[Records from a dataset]
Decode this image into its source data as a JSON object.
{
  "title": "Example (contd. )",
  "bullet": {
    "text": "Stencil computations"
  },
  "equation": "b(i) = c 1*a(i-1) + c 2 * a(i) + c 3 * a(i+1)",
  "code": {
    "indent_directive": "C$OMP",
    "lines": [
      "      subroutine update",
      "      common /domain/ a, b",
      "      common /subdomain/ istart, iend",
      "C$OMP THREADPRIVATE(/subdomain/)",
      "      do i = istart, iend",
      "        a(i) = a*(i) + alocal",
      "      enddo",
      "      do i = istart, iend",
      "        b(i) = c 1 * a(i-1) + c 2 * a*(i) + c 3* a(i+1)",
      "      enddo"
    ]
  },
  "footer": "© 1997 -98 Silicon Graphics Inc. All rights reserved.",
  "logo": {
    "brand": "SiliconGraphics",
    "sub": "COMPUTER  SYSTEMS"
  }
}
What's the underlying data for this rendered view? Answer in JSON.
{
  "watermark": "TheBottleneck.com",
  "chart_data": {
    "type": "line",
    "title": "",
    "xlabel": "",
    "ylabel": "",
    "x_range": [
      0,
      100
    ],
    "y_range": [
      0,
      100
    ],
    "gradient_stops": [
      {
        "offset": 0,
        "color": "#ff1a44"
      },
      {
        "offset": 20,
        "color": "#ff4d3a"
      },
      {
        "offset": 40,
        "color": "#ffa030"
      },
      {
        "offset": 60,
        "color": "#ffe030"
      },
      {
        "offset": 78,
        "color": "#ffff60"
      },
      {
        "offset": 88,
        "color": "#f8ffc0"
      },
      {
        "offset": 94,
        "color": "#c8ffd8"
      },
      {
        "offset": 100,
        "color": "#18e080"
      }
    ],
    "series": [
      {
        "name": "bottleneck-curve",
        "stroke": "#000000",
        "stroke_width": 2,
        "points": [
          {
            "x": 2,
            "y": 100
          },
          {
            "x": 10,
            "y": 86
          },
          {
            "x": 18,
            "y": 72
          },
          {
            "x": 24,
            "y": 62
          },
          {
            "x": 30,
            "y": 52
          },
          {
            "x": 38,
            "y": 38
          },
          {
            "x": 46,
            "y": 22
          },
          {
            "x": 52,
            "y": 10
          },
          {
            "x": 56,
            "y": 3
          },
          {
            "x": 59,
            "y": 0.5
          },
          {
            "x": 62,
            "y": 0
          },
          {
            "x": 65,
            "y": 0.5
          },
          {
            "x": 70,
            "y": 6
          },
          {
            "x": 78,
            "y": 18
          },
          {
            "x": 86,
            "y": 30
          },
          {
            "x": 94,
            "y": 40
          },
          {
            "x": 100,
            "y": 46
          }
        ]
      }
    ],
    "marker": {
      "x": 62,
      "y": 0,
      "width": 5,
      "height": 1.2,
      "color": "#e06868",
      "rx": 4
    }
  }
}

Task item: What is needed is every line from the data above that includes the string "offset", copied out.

The completed task:
        "offset": 0,
        "offset": 20,
        "offset": 40,
        "offset": 60,
        "offset": 78,
        "offset": 88,
        "offset": 94,
        "offset": 100,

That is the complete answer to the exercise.